**** Extracted records

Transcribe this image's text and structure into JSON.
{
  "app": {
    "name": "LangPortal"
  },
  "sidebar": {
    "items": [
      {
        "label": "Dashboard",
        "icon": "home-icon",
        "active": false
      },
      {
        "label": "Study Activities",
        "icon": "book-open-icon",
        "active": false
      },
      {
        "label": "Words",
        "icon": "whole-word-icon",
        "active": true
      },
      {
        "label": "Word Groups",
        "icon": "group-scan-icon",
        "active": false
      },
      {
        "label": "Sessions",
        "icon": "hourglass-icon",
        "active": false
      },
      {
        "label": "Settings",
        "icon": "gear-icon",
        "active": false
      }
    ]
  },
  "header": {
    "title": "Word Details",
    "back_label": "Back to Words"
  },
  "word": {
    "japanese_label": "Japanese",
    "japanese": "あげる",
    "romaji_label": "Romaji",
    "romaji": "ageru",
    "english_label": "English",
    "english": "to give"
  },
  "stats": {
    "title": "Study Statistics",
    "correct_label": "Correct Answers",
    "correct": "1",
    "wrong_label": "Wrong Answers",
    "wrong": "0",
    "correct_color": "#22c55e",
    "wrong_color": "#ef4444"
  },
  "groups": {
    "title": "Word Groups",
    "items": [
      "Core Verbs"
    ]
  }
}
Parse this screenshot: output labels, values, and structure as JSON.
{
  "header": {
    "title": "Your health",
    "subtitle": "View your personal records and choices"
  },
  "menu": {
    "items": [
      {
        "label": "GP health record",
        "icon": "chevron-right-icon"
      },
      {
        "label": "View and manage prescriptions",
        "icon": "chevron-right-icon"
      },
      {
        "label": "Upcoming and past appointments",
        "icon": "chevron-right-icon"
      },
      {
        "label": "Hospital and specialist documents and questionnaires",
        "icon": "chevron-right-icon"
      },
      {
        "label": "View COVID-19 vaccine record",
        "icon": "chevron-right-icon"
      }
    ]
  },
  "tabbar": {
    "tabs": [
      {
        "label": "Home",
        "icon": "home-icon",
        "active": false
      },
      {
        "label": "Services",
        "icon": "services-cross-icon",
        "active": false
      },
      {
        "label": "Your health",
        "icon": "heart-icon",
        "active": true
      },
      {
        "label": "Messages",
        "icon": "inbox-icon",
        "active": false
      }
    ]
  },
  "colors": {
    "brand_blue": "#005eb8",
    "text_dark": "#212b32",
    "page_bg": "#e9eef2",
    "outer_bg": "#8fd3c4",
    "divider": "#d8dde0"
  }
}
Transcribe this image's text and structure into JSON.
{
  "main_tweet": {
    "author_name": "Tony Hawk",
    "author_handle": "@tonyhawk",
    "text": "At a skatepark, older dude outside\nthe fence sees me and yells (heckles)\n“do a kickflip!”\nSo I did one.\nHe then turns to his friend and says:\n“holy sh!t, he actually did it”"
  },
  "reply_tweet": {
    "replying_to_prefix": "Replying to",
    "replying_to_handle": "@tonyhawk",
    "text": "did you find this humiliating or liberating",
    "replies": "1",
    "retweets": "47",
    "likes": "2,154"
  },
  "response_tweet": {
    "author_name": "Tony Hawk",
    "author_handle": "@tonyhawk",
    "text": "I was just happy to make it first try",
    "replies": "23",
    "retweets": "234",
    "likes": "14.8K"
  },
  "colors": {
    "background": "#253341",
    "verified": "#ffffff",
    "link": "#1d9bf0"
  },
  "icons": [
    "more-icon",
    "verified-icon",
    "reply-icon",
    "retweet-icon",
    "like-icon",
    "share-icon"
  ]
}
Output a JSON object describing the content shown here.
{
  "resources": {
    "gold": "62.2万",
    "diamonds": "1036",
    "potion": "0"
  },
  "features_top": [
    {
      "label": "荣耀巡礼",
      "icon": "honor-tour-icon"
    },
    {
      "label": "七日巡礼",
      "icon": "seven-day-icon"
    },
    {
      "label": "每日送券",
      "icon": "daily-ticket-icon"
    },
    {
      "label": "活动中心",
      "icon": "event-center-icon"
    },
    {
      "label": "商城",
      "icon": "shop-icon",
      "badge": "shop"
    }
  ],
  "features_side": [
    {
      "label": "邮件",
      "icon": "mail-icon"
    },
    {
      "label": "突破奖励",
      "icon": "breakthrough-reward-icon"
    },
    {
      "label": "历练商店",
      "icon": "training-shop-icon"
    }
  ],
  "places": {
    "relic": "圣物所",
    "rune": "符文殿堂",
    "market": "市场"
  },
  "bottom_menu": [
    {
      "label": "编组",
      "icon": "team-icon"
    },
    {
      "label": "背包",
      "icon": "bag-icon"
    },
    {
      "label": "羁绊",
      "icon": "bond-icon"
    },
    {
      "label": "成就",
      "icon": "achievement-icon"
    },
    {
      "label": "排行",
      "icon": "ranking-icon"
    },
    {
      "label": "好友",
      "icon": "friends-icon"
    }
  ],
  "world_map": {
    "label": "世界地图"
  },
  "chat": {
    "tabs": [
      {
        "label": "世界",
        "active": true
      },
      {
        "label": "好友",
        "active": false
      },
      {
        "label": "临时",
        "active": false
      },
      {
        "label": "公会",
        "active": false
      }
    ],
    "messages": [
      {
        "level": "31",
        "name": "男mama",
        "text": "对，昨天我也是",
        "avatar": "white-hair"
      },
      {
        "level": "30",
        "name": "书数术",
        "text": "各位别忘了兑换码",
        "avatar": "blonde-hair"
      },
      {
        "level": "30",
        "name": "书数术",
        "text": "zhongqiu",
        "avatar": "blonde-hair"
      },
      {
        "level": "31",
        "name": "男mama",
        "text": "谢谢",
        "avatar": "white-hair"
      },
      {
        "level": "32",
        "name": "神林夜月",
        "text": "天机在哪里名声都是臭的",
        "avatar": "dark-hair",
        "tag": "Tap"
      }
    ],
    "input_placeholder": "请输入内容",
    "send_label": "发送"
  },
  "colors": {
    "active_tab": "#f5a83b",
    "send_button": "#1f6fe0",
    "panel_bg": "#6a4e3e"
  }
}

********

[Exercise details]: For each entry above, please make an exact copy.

[Reply]:
Transcribe this image's text and structure into JSON.
{
  "app": {
    "name": "LangPortal"
  },
  "sidebar": {
    "items": [
      {
        "label": "Dashboard",
        "icon": "home-icon",
        "active": false
      },
      {
        "label": "Study Activities",
        "icon": "book-open-icon",
        "active": false
      },
      {
        "label": "Words",
        "icon": "whole-word-icon",
        "active": true
      },
      {
        "label": "Word Groups",
        "icon": "group-scan-icon",
        "active": false
      },
      {
        "label": "Sessions",
        "icon": "hourglass-icon",
        "active": false
      },
      {
        "label": "Settings",
        "icon": "gear-icon",
        "active": false
      }
    ]
  },
  "header": {
    "title": "Word Details",
    "back_label": "Back to Words"
  },
  "word": {
    "japanese_label": "Japanese",
    "japanese": "あげる",
    "romaji_label": "Romaji",
    "romaji": "ageru",
    "english_label": "English",
    "english": "to give"
  },
  "stats": {
    "title": "Study Statistics",
    "correct_label": "Correct Answers",
    "correct": "1",
    "wrong_label": "Wrong Answers",
    "wrong": "0",
    "correct_color": "#22c55e",
    "wrong_color": "#ef4444"
  },
  "groups": {
    "title": "Word Groups",
    "items": [
      "Core Verbs"
    ]
  }
}
Parse this screenshot: output labels, values, and structure as JSON.
{
  "header": {
    "title": "Your health",
    "subtitle": "View your personal records and choices"
  },
  "menu": {
    "items": [
      {
        "label": "GP health record",
        "icon": "chevron-right-icon"
      },
      {
        "label": "View and manage prescriptions",
        "icon": "chevron-right-icon"
      },
      {
        "label": "Upcoming and past appointments",
        "icon": "chevron-right-icon"
      },
      {
        "label": "Hospital and specialist documents and questionnaires",
        "icon": "chevron-right-icon"
      },
      {
        "label": "View COVID-19 vaccine record",
        "icon": "chevron-right-icon"
      }
    ]
  },
  "tabbar": {
    "tabs": [
      {
        "label": "Home",
        "icon": "home-icon",
        "active": false
      },
      {
        "label": "Services",
        "icon": "services-cross-icon",
        "active": false
      },
      {
        "label": "Your health",
        "icon": "heart-icon",
        "active": true
      },
      {
        "label": "Messages",
        "icon": "inbox-icon",
        "active": false
      }
    ]
  },
  "colors": {
    "brand_blue": "#005eb8",
    "text_dark": "#212b32",
    "page_bg": "#e9eef2",
    "outer_bg": "#8fd3c4",
    "divider": "#d8dde0"
  }
}
Transcribe this image's text and structure into JSON.
{
  "main_tweet": {
    "author_name": "Tony Hawk",
    "author_handle": "@tonyhawk",
    "text": "At a skatepark, older dude outside\nthe fence sees me and yells (heckles)\n“do a kickflip!”\nSo I did one.\nHe then turns to his friend and says:\n“holy sh!t, he actually did it”"
  },
  "reply_tweet": {
    "replying_to_prefix": "Replying to",
    "replying_to_handle": "@tonyhawk",
    "text": "did you find this humiliating or liberating",
    "replies": "1",
    "retweets": "47",
    "likes": "2,154"
  },
  "response_tweet": {
    "author_name": "Tony Hawk",
    "author_handle": "@tonyhawk",
    "text": "I was just happy to make it first try",
    "replies": "23",
    "retweets": "234",
    "likes": "14.8K"
  },
  "colors": {
    "background": "#253341",
    "verified": "#ffffff",
    "link": "#1d9bf0"
  },
  "icons": [
    "more-icon",
    "verified-icon",
    "reply-icon",
    "retweet-icon",
    "like-icon",
    "share-icon"
  ]
}
Output a JSON object describing the content shown here.
{
  "resources": {
    "gold": "62.2万",
    "diamonds": "1036",
    "potion": "0"
  },
  "features_top": [
    {
      "label": "荣耀巡礼",
      "icon": "honor-tour-icon"
    },
    {
      "label": "七日巡礼",
      "icon": "seven-day-icon"
    },
    {
      "label": "每日送券",
      "icon": "daily-ticket-icon"
    },
    {
      "label": "活动中心",
      "icon": "event-center-icon"
    },
    {
      "label": "商城",
      "icon": "shop-icon",
      "badge": "shop"
    }
  ],
  "features_side": [
    {
      "label": "邮件",
      "icon": "mail-icon"
    },
    {
      "label": "突破奖励",
      "icon": "breakthrough-reward-icon"
    },
    {
      "label": "历练商店",
      "icon": "training-shop-icon"
    }
  ],
  "places": {
    "relic": "圣物所",
    "rune": "符文殿堂",
    "market": "市场"
  },
  "bottom_menu": [
    {
      "label": "编组",
      "icon": "team-icon"
    },
    {
      "label": "背包",
      "icon": "bag-icon"
    },
    {
      "label": "羁绊",
      "icon": "bond-icon"
    },
    {
      "label": "成就",
      "icon": "achievement-icon"
    },
    {
      "label": "排行",
      "icon": "ranking-icon"
    },
    {
      "label": "好友",
      "icon": "friends-icon"
    }
  ],
  "world_map": {
    "label": "世界地图"
  },
  "chat": {
    "tabs": [
      {
        "label": "世界",
        "active": true
      },
      {
        "label": "好友",
        "active": false
      },
      {
        "label": "临时",
        "active": false
      },
      {
        "label": "公会",
        "active": false
      }
    ],
    "messages": [
      {
        "level": "31",
        "name": "男mama",
        "text": "对，昨天我也是",
        "avatar": "white-hair"
      },
      {
        "level": "30",
        "name": "书数术",
        "text": "各位别忘了兑换码",
        "avatar": "blonde-hair"
      },
      {
        "level": "30",
        "name": "书数术",
        "text": "zhongqiu",
        "avatar": "blonde-hair"
      },
      {
        "level": "31",
        "name": "男mama",
        "text": "谢谢",
        "avatar": "white-hair"
      },
      {
        "level": "32",
        "name": "神林夜月",
        "text": "天机在哪里名声都是臭的",
        "avatar": "dark-hair",
        "tag": "Tap"
      }
    ],
    "input_placeholder": "请输入内容",
    "send_label": "发送"
  },
  "colors": {
    "active_tab": "#f5a83b",
    "send_button": "#1f6fe0",
    "panel_bg": "#6a4e3e"
  }
}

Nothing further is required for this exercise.